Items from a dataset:
BEGIN

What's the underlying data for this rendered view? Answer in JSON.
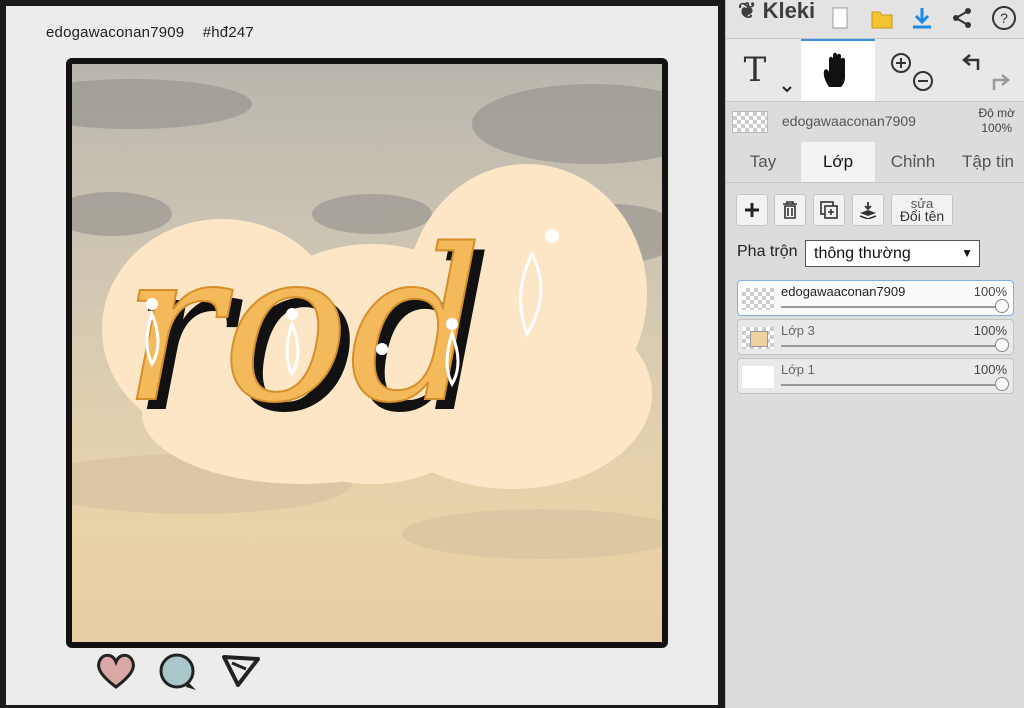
{
  "app": {
    "logo_text": "Kleki"
  },
  "post": {
    "username": "edogawaconan7909",
    "hashtag": "#hđ247",
    "artwork_text": "rod"
  },
  "panel": {
    "current_layer_name": "edogawaaconan7909",
    "opacity_label": "Độ mờ",
    "opacity_value": "100%",
    "tabs": [
      {
        "label": "Tay"
      },
      {
        "label": "Lớp"
      },
      {
        "label": "Chỉnh"
      },
      {
        "label": "Tập tin"
      }
    ],
    "active_tab": "Lớp",
    "rename_small": "sửa",
    "rename_label": "Đổi tên",
    "blend_label": "Pha trộn",
    "blend_value": "thông thường",
    "layers": [
      {
        "name": "edogawaaconan7909",
        "opacity": "100%",
        "active": true
      },
      {
        "name": "Lớp 3",
        "opacity": "100%",
        "active": false
      },
      {
        "name": "Lớp 1",
        "opacity": "100%",
        "active": false
      }
    ]
  },
  "colors": {
    "accent_blue": "#3a8fe0",
    "letter_fill": "#f3b95a",
    "sticker_bg": "#fde6c6"
  }
}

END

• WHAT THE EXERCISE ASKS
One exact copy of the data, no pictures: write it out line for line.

• TASK SOLUTION
What's the underlying data for this rendered view? Answer in JSON.
{
  "app": {
    "logo_text": "Kleki"
  },
  "post": {
    "username": "edogawaconan7909",
    "hashtag": "#hđ247",
    "artwork_text": "rod"
  },
  "panel": {
    "current_layer_name": "edogawaaconan7909",
    "opacity_label": "Độ mờ",
    "opacity_value": "100%",
    "tabs": [
      {
        "label": "Tay"
      },
      {
        "label": "Lớp"
      },
      {
        "label": "Chỉnh"
      },
      {
        "label": "Tập tin"
      }
    ],
    "active_tab": "Lớp",
    "rename_small": "sửa",
    "rename_label": "Đổi tên",
    "blend_label": "Pha trộn",
    "blend_value": "thông thường",
    "layers": [
      {
        "name": "edogawaaconan7909",
        "opacity": "100%",
        "active": true
      },
      {
        "name": "Lớp 3",
        "opacity": "100%",
        "active": false
      },
      {
        "name": "Lớp 1",
        "opacity": "100%",
        "active": false
      }
    ]
  },
  "colors": {
    "accent_blue": "#3a8fe0",
    "letter_fill": "#f3b95a",
    "sticker_bg": "#fde6c6"
  }
}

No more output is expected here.